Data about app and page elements

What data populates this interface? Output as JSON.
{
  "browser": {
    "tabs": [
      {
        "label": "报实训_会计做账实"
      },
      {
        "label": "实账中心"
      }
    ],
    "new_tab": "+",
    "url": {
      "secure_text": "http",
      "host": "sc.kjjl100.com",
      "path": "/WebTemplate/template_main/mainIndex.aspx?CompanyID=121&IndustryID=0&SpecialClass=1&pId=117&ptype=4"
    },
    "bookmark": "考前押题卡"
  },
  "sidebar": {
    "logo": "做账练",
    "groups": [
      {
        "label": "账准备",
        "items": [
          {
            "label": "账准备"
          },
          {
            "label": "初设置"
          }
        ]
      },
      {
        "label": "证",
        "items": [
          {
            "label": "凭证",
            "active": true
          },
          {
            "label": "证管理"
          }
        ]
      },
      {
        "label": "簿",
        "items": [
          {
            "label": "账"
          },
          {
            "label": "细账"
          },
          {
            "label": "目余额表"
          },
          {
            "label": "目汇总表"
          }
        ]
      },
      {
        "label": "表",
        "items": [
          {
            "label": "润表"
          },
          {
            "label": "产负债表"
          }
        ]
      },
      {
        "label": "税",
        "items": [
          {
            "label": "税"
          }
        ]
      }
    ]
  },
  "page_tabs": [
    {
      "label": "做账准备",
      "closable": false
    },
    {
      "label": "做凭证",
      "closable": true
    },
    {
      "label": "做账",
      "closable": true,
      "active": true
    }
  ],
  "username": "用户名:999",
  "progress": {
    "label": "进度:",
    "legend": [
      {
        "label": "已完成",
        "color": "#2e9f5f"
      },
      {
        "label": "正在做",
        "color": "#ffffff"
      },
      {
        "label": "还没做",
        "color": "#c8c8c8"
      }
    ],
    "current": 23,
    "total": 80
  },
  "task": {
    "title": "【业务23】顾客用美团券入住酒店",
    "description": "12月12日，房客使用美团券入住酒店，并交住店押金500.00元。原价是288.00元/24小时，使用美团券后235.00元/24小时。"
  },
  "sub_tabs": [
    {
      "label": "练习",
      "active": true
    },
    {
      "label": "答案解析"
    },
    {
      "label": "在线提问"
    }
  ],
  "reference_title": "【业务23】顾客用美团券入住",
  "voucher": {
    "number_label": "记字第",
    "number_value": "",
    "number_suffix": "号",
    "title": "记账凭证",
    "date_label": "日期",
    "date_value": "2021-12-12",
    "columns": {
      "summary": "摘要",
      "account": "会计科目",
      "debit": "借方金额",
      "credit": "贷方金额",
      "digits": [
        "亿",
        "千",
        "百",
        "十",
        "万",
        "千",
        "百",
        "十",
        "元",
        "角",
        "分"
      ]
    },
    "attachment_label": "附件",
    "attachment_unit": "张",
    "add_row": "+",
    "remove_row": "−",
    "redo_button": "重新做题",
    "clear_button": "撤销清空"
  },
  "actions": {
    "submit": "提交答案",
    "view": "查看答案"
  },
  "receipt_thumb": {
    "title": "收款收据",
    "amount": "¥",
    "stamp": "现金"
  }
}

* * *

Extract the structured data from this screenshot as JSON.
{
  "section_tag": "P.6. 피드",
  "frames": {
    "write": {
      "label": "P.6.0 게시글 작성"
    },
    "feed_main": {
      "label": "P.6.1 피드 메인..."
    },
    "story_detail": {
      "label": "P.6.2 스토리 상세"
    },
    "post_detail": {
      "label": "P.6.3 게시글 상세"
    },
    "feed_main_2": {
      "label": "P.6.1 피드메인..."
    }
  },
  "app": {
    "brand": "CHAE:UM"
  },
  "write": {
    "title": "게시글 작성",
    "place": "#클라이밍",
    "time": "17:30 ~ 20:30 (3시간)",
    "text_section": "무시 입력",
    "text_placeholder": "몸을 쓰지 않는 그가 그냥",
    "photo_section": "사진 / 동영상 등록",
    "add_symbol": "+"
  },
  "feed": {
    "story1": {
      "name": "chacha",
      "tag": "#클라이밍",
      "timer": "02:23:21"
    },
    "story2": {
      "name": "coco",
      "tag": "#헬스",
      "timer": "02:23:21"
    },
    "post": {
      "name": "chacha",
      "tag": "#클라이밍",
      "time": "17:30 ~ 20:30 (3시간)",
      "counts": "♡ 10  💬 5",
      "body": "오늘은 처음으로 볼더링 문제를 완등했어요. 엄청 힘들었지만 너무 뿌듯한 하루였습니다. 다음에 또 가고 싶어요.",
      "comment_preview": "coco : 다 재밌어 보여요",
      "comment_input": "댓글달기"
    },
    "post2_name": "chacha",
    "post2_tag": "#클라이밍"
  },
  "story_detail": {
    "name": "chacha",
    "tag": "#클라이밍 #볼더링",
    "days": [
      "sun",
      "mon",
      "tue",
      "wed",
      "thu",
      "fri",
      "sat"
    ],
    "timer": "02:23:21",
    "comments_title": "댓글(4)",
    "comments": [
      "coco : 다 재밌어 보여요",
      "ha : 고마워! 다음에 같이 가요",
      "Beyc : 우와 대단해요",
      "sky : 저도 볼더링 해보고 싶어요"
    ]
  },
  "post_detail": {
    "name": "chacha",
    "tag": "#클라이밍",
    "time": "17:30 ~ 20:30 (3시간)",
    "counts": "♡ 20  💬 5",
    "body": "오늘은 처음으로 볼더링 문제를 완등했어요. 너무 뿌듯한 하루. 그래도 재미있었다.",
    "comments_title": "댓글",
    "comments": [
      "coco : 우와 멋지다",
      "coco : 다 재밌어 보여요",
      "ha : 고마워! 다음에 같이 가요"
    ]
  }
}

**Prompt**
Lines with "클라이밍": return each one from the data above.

**Solved problem**
    "place": "#클라이밍",
      "tag": "#클라이밍",
      "tag": "#클라이밍",
    "post2_tag": "#클라이밍"
    "tag": "#클라이밍 #볼더링",
    "tag": "#클라이밍",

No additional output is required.